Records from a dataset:
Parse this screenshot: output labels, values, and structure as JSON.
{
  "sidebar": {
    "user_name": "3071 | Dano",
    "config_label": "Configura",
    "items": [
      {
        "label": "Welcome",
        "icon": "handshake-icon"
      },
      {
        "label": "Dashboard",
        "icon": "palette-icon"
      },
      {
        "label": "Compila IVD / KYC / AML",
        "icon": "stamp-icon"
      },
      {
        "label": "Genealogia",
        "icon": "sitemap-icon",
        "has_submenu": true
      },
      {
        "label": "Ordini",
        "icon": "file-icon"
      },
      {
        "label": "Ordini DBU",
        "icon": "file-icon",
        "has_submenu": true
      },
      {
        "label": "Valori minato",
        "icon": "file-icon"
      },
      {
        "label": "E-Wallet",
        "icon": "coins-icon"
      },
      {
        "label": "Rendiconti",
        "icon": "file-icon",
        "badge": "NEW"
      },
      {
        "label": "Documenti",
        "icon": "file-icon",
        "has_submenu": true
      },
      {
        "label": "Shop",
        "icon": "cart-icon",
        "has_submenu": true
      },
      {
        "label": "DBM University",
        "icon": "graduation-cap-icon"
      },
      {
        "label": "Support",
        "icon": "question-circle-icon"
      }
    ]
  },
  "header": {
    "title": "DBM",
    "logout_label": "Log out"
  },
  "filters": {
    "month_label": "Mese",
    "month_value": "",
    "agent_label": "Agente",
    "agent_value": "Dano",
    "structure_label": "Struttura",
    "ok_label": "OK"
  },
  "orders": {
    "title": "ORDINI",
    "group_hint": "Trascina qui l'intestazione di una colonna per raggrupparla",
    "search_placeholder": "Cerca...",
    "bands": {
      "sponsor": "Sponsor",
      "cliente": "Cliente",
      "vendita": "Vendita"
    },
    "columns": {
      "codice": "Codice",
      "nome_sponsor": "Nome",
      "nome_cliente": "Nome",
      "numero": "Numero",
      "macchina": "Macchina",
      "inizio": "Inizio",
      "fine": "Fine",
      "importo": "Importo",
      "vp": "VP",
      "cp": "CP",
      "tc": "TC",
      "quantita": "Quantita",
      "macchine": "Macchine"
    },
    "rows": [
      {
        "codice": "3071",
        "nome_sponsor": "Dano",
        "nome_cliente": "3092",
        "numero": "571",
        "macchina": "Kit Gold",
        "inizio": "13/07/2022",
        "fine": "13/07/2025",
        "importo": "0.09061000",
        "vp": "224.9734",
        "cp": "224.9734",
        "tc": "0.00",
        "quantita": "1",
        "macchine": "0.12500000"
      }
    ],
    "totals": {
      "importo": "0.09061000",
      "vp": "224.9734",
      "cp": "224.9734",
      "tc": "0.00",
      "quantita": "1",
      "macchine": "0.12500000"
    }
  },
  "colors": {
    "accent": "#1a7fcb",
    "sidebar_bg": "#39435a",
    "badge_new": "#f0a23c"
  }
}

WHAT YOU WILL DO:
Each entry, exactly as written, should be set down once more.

WRITTEN SOLUTION:
Parse this screenshot: output labels, values, and structure as JSON.
{
  "sidebar": {
    "user_name": "3071 | Dano",
    "config_label": "Configura",
    "items": [
      {
        "label": "Welcome",
        "icon": "handshake-icon"
      },
      {
        "label": "Dashboard",
        "icon": "palette-icon"
      },
      {
        "label": "Compila IVD / KYC / AML",
        "icon": "stamp-icon"
      },
      {
        "label": "Genealogia",
        "icon": "sitemap-icon",
        "has_submenu": true
      },
      {
        "label": "Ordini",
        "icon": "file-icon"
      },
      {
        "label": "Ordini DBU",
        "icon": "file-icon",
        "has_submenu": true
      },
      {
        "label": "Valori minato",
        "icon": "file-icon"
      },
      {
        "label": "E-Wallet",
        "icon": "coins-icon"
      },
      {
        "label": "Rendiconti",
        "icon": "file-icon",
        "badge": "NEW"
      },
      {
        "label": "Documenti",
        "icon": "file-icon",
        "has_submenu": true
      },
      {
        "label": "Shop",
        "icon": "cart-icon",
        "has_submenu": true
      },
      {
        "label": "DBM University",
        "icon": "graduation-cap-icon"
      },
      {
        "label": "Support",
        "icon": "question-circle-icon"
      }
    ]
  },
  "header": {
    "title": "DBM",
    "logout_label": "Log out"
  },
  "filters": {
    "month_label": "Mese",
    "month_value": "",
    "agent_label": "Agente",
    "agent_value": "Dano",
    "structure_label": "Struttura",
    "ok_label": "OK"
  },
  "orders": {
    "title": "ORDINI",
    "group_hint": "Trascina qui l'intestazione di una colonna per raggrupparla",
    "search_placeholder": "Cerca...",
    "bands": {
      "sponsor": "Sponsor",
      "cliente": "Cliente",
      "vendita": "Vendita"
    },
    "columns": {
      "codice": "Codice",
      "nome_sponsor": "Nome",
      "nome_cliente": "Nome",
      "numero": "Numero",
      "macchina": "Macchina",
      "inizio": "Inizio",
      "fine": "Fine",
      "importo": "Importo",
      "vp": "VP",
      "cp": "CP",
      "tc": "TC",
      "quantita": "Quantita",
      "macchine": "Macchine"
    },
    "rows": [
      {
        "codice": "3071",
        "nome_sponsor": "Dano",
        "nome_cliente": "3092",
        "numero": "571",
        "macchina": "Kit Gold",
        "inizio": "13/07/2022",
        "fine": "13/07/2025",
        "importo": "0.09061000",
        "vp": "224.9734",
        "cp": "224.9734",
        "tc": "0.00",
        "quantita": "1",
        "macchine": "0.12500000"
      }
    ],
    "totals": {
      "importo": "0.09061000",
      "vp": "224.9734",
      "cp": "224.9734",
      "tc": "0.00",
      "quantita": "1",
      "macchine": "0.12500000"
    }
  },
  "colors": {
    "accent": "#1a7fcb",
    "sidebar_bg": "#39435a",
    "badge_new": "#f0a23c"
  }
}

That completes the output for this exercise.